Accession Number:

ADA456201

Title:

The Regulation of Nuclear Receptor Coactivator SRC-3 Activity Through Membrane Receptor Mediated Signaling Pathways

Descriptive Note:

Annual rept. 23 Apr 2005-22 Apr 2006

Corporate Author:

BAYLOR COLL OF MEDICINE HOUSTON TX

Personal Author(s):

Report Date:

2006-05-01

Pagination or Media Count:

18.0

Abstract:

SRC-3AIB1 is a steroid receptor coactivator with potent growth promoting activity. It is overexpressed in a number of cancers and has been shown to have oncogenic potential. An important mechanism for the regulation of SRC-3 coactivator activity is its site-specific phosphorylation status which is controlled by extracellular signals that stimulate specific protein kinase signaling pathways. It is well known that protein kinases such as aPKC are frequently overexpressed in cancers and that phosphorylation of SRC-3 can contribute to its oncogenic potential.
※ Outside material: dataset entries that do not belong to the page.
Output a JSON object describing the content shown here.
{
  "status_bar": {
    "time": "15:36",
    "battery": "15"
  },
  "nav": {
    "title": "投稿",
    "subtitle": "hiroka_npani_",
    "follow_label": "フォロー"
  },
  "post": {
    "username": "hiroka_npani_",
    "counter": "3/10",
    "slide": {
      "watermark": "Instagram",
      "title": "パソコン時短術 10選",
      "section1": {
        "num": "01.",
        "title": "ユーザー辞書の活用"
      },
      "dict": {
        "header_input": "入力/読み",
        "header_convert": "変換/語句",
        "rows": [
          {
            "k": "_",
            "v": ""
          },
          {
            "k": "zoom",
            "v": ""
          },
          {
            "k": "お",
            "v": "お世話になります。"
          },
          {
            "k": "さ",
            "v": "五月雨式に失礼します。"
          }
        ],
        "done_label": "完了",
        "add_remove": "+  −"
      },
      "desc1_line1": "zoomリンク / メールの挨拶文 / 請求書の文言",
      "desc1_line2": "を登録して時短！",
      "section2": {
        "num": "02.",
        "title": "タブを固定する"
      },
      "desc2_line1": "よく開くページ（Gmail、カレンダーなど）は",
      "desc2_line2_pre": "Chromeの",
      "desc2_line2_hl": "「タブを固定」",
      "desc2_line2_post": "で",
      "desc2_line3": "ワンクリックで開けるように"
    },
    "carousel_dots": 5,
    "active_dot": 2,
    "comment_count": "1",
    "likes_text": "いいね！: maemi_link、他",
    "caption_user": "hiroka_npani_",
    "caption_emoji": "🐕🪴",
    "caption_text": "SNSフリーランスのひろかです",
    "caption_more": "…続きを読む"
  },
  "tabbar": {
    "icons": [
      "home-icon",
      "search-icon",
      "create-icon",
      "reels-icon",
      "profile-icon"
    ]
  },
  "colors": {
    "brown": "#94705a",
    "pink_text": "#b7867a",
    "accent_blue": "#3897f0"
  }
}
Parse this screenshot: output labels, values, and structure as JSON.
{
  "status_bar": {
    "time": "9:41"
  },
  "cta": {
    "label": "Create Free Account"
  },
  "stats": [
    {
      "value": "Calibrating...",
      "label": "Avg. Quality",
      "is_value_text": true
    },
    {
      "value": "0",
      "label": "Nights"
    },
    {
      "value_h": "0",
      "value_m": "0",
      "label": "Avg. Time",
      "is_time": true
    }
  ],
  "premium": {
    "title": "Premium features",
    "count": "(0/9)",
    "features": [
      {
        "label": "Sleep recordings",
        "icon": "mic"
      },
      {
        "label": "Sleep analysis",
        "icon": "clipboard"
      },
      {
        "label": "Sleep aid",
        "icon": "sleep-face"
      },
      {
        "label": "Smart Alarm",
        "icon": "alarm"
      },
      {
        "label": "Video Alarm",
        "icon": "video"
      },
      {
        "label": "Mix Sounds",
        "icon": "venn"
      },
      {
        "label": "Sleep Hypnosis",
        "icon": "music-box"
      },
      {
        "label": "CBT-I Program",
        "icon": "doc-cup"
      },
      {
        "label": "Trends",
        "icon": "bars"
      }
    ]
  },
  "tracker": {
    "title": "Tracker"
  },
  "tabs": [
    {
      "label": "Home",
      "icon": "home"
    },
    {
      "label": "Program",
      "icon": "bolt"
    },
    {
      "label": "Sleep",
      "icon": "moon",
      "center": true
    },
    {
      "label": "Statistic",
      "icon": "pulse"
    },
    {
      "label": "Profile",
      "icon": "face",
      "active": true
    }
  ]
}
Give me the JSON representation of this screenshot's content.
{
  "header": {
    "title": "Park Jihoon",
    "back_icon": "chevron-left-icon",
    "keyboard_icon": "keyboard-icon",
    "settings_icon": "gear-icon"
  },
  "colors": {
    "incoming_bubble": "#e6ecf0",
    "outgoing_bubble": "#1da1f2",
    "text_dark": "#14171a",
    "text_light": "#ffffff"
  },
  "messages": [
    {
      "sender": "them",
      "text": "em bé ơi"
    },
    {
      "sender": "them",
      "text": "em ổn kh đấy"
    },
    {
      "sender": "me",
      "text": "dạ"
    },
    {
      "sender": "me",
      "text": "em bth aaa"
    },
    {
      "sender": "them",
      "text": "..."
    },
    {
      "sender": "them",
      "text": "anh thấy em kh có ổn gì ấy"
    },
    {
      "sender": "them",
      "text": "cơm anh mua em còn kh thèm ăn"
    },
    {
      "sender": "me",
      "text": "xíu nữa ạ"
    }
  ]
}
However it is unclear whether protein kinases can directly regulate SRC-3AIB1 cellular protein levels. In the present study we showed that a typical protein kinase C aPKC phosphorylates and stabilizes SRC-3 increased intracellular levels of the coactivator result in significant enhancement of steroid receptor transcription activity. The aPKC stabilization effect requires the presence of estrogen receptor. Using a variety of estrogen receptor mutants we found that this stabilization occurs primarily in the nucleus and is dependent on a direct interaction between SRC-3 and estrogen receptor. Furthermore we showed that aPKC-phosphorylated SRC-3 becomes resistant to degradation by the 26s proteasome in a cell-free degradation assay using all purified components of SRC-3 ER and 26s proteasome. Taken together our results suggest that in addition to its role in activation of this important SRC-3 growth coactivator phosphorylation also plays a role in regulating SRC-3 stability and turnover. Thus aberrant levels of select protein kinases such as aPKC in cancer cells might contribute to the high levels of SRC-3 seen in endocrine cancers.

Subject Categories:

  • Medicine and Medical Research
  • Organic Chemistry

Distribution Statement:

APPROVED FOR PUBLIC RELEASE